Fingerless gloves have always had an aura of romance for me, conjuring up images of nineteenth-century heroes and heroines in chilly garrets or country houses, but until recently, I avoided wearing them. They seemed impractical—not enough coverage to keep fingers warm on a cold day outside, and unnecessary indoors. Then I moved into an early Victorian limestone house with a frosty third-floor library. Now I’m a convert. With these gloves on I can type or knit, and with warm wrists, the rest of me stays toasty. The snug fit ensures they don’t get in the way of busy hands. A thumb gusset positioned slightly toward the palm prevents the patterned back from torqueing out of alignment, and detailed instructions ensure a tidy join between thumb and hand. The stitch pattern is adapted from the gansey stitch, “Filey Steps”. Note that in order to maintain the feel of the original stitch, the cables are deliberately not mirrored within each glove; instead, each glove mirrors the other. By switching yarn weights and needle sizes, a single set of instructions becomes a “one size fits most” pattern, from small women through to medium sized men.
Like socks, these gloves are knitted on smaller needles at a firmer gauge than usual for the suggested yarns. They are intended to fit closely and slightly stretched. Choose your needle size based on the needle size you would need to achieve the following sweater gauges,
S: 24 sts = 4”/ 10 cm
M: 22 sts = 4”/ 10 cm
L: 20 sts = 4”/ 10 cm
then GO DOWN TWO NEEDLE SIZES.

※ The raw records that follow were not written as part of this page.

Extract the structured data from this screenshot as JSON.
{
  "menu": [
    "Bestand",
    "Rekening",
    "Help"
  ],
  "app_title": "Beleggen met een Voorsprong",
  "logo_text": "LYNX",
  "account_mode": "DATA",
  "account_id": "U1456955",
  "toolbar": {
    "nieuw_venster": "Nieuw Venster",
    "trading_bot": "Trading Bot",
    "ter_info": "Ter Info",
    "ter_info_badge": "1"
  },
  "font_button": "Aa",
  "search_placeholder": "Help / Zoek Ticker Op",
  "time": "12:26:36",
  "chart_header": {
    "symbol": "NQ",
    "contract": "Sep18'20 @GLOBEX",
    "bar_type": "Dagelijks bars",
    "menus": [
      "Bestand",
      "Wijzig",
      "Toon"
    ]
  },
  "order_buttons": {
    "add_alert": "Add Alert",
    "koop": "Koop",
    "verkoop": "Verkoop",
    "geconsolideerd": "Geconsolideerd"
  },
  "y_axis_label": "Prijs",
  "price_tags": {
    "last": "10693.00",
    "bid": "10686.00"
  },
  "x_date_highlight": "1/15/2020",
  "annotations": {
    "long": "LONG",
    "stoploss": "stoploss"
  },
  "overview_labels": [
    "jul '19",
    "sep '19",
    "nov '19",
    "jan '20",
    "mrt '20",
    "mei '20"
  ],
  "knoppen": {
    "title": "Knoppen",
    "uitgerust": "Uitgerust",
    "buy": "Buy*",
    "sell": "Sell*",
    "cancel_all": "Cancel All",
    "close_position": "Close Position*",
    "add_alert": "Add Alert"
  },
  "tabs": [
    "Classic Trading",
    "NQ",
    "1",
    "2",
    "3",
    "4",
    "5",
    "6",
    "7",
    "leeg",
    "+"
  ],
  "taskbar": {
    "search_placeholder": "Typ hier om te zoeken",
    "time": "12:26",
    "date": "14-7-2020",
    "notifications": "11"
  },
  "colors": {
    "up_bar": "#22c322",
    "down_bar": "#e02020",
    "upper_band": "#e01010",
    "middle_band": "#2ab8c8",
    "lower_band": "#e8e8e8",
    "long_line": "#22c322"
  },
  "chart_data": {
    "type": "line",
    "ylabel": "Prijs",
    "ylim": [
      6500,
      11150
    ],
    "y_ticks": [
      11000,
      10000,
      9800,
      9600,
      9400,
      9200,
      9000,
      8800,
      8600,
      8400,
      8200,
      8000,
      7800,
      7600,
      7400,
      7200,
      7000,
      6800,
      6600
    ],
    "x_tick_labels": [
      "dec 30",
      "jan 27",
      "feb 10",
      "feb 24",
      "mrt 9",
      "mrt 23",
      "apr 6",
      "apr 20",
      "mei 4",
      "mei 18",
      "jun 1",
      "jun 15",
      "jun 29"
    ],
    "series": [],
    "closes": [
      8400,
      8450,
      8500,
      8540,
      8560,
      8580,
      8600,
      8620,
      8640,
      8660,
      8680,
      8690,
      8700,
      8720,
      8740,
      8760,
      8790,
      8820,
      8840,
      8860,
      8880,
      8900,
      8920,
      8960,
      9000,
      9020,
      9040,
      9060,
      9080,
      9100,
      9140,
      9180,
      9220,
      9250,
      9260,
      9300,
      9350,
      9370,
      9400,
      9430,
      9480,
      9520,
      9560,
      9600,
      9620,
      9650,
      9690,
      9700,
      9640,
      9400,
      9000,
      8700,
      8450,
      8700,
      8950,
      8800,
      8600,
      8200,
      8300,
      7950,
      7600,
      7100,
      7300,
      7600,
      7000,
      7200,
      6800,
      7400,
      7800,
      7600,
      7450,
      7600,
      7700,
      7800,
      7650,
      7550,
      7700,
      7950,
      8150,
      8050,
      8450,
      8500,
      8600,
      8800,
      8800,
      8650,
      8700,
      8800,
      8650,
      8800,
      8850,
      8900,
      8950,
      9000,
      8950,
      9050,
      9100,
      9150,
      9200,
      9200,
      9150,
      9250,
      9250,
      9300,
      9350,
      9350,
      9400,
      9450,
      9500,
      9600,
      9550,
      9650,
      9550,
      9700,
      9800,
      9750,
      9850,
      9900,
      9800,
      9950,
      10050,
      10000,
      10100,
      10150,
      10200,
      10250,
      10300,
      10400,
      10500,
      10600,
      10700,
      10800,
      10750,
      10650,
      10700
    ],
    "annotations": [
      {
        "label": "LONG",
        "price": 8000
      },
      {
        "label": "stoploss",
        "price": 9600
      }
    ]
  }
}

S and M take 1 skein of Chickadee. L takes 2 skeins of Owl or Owl Tweet, although only very little of the second skein.